Free sugars are any sugars added to foods or drinks, or found naturally in honey, syrups and unsweetened fruit juices and smoothies. This is the type of sugar you should be cutting down on, rather than the sugar found in fruit and milk.
Many packaged foods and drinks contain surprisingly high amounts of free sugars.
More than 22. 5g of total sugars per 100g means the food is high in sugar, while 5g of total sugars or less per 100g means the food is low in sugar.
Eating too much salt can raise your blood pressure. People with high blood pressure are more likely to develop heart disease or have a stroke. Even if you do not add salt to your food, you may still be eating too much.
About three-quarters of the salt you eat is already in the food when you buy it, such as breakfast cereals, soups, breads and condiments. Use food labels to help you cut down. More than 1. 5g of salt per 100g means the food is high in salt.
Adults and children aged 11 and over should eat no more than 6g of salt ( about a teaspoonful ) a day. Younger children should have even less.
As well as eating healthily, regular exercise may help reduce your risk of getting serious health conditions. It’s also important for your overall health and wellbeing.
Read more about the benefits of exercise and physical activity guidelines for adults. Being overweight or obese can lead to health conditions, such as type 2 diabetes, certain cancers, heart disease and stroke. Being underweight could also affect your health.
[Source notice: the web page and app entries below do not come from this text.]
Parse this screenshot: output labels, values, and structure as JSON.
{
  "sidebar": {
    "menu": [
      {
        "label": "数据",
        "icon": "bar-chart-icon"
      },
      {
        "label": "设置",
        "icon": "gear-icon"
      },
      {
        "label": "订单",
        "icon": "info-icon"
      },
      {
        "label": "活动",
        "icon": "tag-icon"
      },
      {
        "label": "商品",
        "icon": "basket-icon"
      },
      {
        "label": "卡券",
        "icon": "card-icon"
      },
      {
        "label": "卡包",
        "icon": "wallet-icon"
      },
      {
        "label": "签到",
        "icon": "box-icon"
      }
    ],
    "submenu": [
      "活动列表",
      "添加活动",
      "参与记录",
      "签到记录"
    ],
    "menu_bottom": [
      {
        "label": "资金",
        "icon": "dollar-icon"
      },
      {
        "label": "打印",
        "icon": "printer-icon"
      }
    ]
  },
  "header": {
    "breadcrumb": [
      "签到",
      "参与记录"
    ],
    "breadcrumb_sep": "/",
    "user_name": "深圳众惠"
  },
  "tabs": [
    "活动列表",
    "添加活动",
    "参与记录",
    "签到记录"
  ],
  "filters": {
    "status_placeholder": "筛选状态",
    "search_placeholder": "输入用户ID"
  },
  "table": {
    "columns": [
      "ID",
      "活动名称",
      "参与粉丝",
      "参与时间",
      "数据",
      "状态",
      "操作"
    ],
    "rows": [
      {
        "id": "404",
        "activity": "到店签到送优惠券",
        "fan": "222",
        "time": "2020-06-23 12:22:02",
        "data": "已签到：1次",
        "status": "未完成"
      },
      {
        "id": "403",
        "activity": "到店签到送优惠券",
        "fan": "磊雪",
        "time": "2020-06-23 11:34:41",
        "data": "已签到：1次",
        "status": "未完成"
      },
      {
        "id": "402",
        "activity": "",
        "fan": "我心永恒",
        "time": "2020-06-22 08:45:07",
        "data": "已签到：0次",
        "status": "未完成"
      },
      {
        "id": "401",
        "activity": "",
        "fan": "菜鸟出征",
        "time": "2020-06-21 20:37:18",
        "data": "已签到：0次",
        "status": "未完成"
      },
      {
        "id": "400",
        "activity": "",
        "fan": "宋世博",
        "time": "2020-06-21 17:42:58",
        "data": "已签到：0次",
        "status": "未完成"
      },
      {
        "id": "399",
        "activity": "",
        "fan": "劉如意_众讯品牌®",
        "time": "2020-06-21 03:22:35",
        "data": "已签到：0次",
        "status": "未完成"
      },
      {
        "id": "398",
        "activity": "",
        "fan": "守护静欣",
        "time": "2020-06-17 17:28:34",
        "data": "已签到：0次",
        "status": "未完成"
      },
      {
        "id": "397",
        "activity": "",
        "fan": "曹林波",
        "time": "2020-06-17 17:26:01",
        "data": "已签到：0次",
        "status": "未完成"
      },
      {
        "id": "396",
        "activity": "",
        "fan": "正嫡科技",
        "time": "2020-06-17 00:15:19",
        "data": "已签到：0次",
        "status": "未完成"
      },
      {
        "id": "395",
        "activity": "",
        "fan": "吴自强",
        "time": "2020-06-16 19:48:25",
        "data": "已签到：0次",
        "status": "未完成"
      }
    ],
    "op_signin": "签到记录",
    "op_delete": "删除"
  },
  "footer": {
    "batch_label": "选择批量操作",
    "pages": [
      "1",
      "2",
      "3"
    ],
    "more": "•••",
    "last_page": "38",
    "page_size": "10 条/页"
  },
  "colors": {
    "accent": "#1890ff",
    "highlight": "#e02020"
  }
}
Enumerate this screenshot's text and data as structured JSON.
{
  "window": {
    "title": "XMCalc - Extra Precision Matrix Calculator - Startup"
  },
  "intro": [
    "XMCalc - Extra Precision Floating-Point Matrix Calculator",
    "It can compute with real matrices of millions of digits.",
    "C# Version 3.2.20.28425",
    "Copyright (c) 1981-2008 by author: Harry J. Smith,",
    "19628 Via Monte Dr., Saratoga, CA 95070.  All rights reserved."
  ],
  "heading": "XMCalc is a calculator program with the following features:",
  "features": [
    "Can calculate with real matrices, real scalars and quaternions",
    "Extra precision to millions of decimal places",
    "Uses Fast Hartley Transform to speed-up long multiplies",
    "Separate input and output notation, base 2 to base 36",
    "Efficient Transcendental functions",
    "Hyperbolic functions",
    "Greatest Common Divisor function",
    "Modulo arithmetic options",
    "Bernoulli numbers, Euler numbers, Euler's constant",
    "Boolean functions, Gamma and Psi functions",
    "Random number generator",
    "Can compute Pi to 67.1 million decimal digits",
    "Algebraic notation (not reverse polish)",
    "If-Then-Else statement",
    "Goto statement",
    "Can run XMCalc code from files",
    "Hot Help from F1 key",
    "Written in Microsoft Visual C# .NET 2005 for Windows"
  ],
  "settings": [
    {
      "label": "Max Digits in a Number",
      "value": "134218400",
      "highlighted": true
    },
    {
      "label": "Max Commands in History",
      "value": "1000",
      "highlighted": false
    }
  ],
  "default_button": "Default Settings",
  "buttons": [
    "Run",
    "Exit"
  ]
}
Most adults need to lose weight by eating fewer kcal. If you’re trying to lose weight, aim to eat less and be more active. Eating a healthy, balanced diet can help you maintain a saine weight.
Check whether you’re a saine weight by using the BMI saine weight calculator. Start the NHS weight loss plan, a 12-week weight loss guide that combines advice on healthier eating and physical activity. If you’re underweight, see underweight adults. If you’re worried about your weight, ask your GP or a dietitian for advice.
You need to drink plenty of fluids to stop you getting dehydrated. The government recommends drinking 6 to 8 glasses every day. This is in addition to the fluid you get from the food you eat. All non-alcoholic drinks count, but water, lower fat milk and lower sugar drinks, including tea and coffee, are healthier choices. Try to avoid sugary soft and fizzy drinks, as they’re high in calories. They’re also bad for your teeth.
Even unsweetened fruit juice and smoothies are high in free sugar. Your combined total of drinks from fruit juice, vegetable juice and smoothies should not be more than 150ml a day, which is a small glass. Remember to drink more fluids during hot weather or while exercising.
Some people skip breakfast because they think it’ll help them lose weight. But a healthy breakfast high in fibre and low in fat, sugar and salt can form part of a balanced diet, and can help you get the nutrients you need for good health.
A wholegrain lower sugar cereal with semi-skimmed milk and fruit sliced over the top is a tasty and healthier breakfast. Further informationThe Eatwell Guide can help you get the right balance of the 5 main food groups. The guide shows you how much of what you eat should come from each food group. Read more about eating a balanced diet and understanding calories.